* **What you need to do**: Everything in the listing below should be written out again exactly, except the pictures.

* **Excerpted records**:
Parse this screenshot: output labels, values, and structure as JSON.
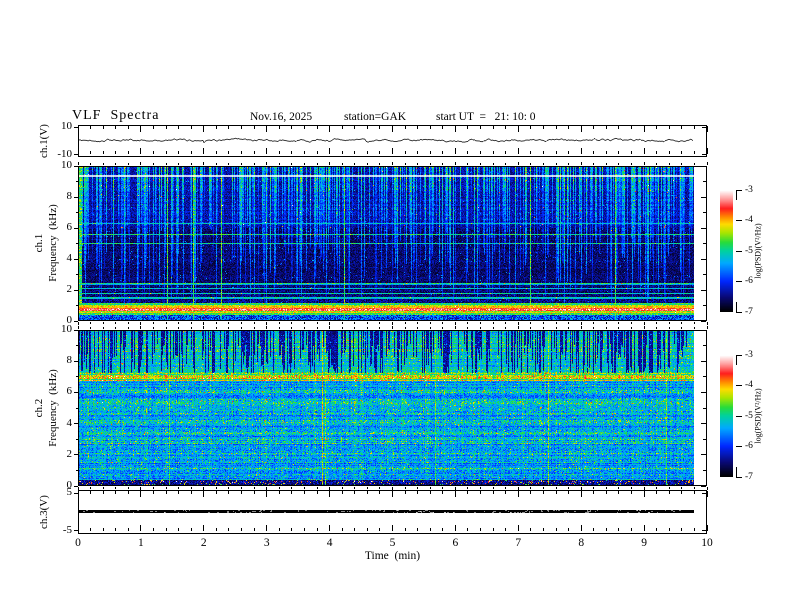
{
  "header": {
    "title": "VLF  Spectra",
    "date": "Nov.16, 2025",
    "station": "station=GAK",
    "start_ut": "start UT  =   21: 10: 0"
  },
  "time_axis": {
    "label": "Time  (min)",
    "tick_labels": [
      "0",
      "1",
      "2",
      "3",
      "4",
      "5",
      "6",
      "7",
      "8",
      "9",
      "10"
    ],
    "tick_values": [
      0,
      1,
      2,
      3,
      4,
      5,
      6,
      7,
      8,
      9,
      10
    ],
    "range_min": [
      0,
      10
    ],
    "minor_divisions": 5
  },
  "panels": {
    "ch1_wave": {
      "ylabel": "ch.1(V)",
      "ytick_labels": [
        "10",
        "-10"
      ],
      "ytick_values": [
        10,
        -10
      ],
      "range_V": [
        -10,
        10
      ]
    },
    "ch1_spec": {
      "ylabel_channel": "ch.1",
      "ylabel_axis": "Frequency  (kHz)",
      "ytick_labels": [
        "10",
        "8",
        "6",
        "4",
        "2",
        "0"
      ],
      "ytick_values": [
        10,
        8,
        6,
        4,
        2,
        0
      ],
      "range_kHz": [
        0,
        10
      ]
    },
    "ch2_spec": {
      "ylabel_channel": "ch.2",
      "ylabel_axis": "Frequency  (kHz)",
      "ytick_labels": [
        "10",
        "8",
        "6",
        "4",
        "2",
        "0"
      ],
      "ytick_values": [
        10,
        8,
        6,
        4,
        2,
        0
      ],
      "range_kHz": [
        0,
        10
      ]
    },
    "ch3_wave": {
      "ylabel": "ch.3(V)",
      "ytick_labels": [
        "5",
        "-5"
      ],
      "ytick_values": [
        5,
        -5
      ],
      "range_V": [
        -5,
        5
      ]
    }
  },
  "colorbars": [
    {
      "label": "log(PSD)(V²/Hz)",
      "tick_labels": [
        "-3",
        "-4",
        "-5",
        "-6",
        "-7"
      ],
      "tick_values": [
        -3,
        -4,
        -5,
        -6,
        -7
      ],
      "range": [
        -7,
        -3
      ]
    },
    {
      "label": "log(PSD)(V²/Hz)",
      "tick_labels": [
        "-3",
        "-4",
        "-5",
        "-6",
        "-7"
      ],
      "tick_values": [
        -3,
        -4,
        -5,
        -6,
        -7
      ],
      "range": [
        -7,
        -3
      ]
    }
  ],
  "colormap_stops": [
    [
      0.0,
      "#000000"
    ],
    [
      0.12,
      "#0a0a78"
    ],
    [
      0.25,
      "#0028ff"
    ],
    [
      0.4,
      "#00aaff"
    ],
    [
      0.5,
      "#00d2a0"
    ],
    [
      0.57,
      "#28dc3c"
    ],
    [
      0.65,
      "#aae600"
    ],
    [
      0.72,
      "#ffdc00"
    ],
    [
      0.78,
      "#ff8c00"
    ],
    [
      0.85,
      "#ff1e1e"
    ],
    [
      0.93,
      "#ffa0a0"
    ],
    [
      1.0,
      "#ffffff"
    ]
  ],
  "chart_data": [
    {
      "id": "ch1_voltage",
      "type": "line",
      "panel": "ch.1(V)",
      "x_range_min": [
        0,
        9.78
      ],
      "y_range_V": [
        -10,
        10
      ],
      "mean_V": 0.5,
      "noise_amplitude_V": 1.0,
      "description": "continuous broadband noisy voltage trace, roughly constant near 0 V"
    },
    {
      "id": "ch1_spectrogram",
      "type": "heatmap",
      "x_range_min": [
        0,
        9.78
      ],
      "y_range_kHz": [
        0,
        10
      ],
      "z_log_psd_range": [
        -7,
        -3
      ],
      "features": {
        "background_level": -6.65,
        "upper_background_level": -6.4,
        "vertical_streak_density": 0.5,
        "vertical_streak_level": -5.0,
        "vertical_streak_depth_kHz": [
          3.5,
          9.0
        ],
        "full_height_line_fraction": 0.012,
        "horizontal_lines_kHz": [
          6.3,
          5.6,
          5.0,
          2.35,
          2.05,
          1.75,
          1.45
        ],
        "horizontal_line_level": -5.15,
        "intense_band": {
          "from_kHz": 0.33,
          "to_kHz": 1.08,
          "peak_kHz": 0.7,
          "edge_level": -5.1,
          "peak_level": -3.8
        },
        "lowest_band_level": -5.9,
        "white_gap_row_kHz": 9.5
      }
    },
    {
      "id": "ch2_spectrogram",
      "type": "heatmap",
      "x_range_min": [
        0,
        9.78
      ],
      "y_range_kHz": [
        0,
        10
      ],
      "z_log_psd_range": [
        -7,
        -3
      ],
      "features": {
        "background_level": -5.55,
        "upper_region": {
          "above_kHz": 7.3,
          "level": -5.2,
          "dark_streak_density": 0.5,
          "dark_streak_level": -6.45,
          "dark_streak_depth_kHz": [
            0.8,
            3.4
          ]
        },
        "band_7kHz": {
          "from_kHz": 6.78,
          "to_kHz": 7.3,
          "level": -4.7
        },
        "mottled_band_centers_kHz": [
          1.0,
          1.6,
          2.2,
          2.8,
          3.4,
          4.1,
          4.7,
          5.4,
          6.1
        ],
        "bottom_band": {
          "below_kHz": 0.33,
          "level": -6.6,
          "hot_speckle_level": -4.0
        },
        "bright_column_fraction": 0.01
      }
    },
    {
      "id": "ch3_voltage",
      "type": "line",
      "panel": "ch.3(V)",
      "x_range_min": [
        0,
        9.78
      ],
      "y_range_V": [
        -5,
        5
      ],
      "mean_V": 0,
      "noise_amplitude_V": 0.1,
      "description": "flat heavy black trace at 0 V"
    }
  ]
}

* **Task result**:
Parse this screenshot: output labels, values, and structure as JSON.
{
  "header": {
    "title": "VLF  Spectra",
    "date": "Nov.16, 2025",
    "station": "station=GAK",
    "start_ut": "start UT  =   21: 10: 0"
  },
  "time_axis": {
    "label": "Time  (min)",
    "tick_labels": [
      "0",
      "1",
      "2",
      "3",
      "4",
      "5",
      "6",
      "7",
      "8",
      "9",
      "10"
    ],
    "tick_values": [
      0,
      1,
      2,
      3,
      4,
      5,
      6,
      7,
      8,
      9,
      10
    ],
    "range_min": [
      0,
      10
    ],
    "minor_divisions": 5
  },
  "panels": {
    "ch1_wave": {
      "ylabel": "ch.1(V)",
      "ytick_labels": [
        "10",
        "-10"
      ],
      "ytick_values": [
        10,
        -10
      ],
      "range_V": [
        -10,
        10
      ]
    },
    "ch1_spec": {
      "ylabel_channel": "ch.1",
      "ylabel_axis": "Frequency  (kHz)",
      "ytick_labels": [
        "10",
        "8",
        "6",
        "4",
        "2",
        "0"
      ],
      "ytick_values": [
        10,
        8,
        6,
        4,
        2,
        0
      ],
      "range_kHz": [
        0,
        10
      ]
    },
    "ch2_spec": {
      "ylabel_channel": "ch.2",
      "ylabel_axis": "Frequency  (kHz)",
      "ytick_labels": [
        "10",
        "8",
        "6",
        "4",
        "2",
        "0"
      ],
      "ytick_values": [
        10,
        8,
        6,
        4,
        2,
        0
      ],
      "range_kHz": [
        0,
        10
      ]
    },
    "ch3_wave": {
      "ylabel": "ch.3(V)",
      "ytick_labels": [
        "5",
        "-5"
      ],
      "ytick_values": [
        5,
        -5
      ],
      "range_V": [
        -5,
        5
      ]
    }
  },
  "colorbars": [
    {
      "label": "log(PSD)(V²/Hz)",
      "tick_labels": [
        "-3",
        "-4",
        "-5",
        "-6",
        "-7"
      ],
      "tick_values": [
        -3,
        -4,
        -5,
        -6,
        -7
      ],
      "range": [
        -7,
        -3
      ]
    },
    {
      "label": "log(PSD)(V²/Hz)",
      "tick_labels": [
        "-3",
        "-4",
        "-5",
        "-6",
        "-7"
      ],
      "tick_values": [
        -3,
        -4,
        -5,
        -6,
        -7
      ],
      "range": [
        -7,
        -3
      ]
    }
  ],
  "colormap_stops": [
    [
      0.0,
      "#000000"
    ],
    [
      0.12,
      "#0a0a78"
    ],
    [
      0.25,
      "#0028ff"
    ],
    [
      0.4,
      "#00aaff"
    ],
    [
      0.5,
      "#00d2a0"
    ],
    [
      0.57,
      "#28dc3c"
    ],
    [
      0.65,
      "#aae600"
    ],
    [
      0.72,
      "#ffdc00"
    ],
    [
      0.78,
      "#ff8c00"
    ],
    [
      0.85,
      "#ff1e1e"
    ],
    [
      0.93,
      "#ffa0a0"
    ],
    [
      1.0,
      "#ffffff"
    ]
  ],
  "chart_data": [
    {
      "id": "ch1_voltage",
      "type": "line",
      "panel": "ch.1(V)",
      "x_range_min": [
        0,
        9.78
      ],
      "y_range_V": [
        -10,
        10
      ],
      "mean_V": 0.5,
      "noise_amplitude_V": 1.0,
      "description": "continuous broadband noisy voltage trace, roughly constant near 0 V"
    },
    {
      "id": "ch1_spectrogram",
      "type": "heatmap",
      "x_range_min": [
        0,
        9.78
      ],
      "y_range_kHz": [
        0,
        10
      ],
      "z_log_psd_range": [
        -7,
        -3
      ],
      "features": {
        "background_level": -6.65,
        "upper_background_level": -6.4,
        "vertical_streak_density": 0.5,
        "vertical_streak_level": -5.0,
        "vertical_streak_depth_kHz": [
          3.5,
          9.0
        ],
        "full_height_line_fraction": 0.012,
        "horizontal_lines_kHz": [
          6.3,
          5.6,
          5.0,
          2.35,
          2.05,
          1.75,
          1.45
        ],
        "horizontal_line_level": -5.15,
        "intense_band": {
          "from_kHz": 0.33,
          "to_kHz": 1.08,
          "peak_kHz": 0.7,
          "edge_level": -5.1,
          "peak_level": -3.8
        },
        "lowest_band_level": -5.9,
        "white_gap_row_kHz": 9.5
      }
    },
    {
      "id": "ch2_spectrogram",
      "type": "heatmap",
      "x_range_min": [
        0,
        9.78
      ],
      "y_range_kHz": [
        0,
        10
      ],
      "z_log_psd_range": [
        -7,
        -3
      ],
      "features": {
        "background_level": -5.55,
        "upper_region": {
          "above_kHz": 7.3,
          "level": -5.2,
          "dark_streak_density": 0.5,
          "dark_streak_level": -6.45,
          "dark_streak_depth_kHz": [
            0.8,
            3.4
          ]
        },
        "band_7kHz": {
          "from_kHz": 6.78,
          "to_kHz": 7.3,
          "level": -4.7
        },
        "mottled_band_centers_kHz": [
          1.0,
          1.6,
          2.2,
          2.8,
          3.4,
          4.1,
          4.7,
          5.4,
          6.1
        ],
        "bottom_band": {
          "below_kHz": 0.33,
          "level": -6.6,
          "hot_speckle_level": -4.0
        },
        "bright_column_fraction": 0.01
      }
    },
    {
      "id": "ch3_voltage",
      "type": "line",
      "panel": "ch.3(V)",
      "x_range_min": [
        0,
        9.78
      ],
      "y_range_V": [
        -5,
        5
      ],
      "mean_V": 0,
      "noise_amplitude_V": 0.1,
      "description": "flat heavy black trace at 0 V"
    }
  ]
}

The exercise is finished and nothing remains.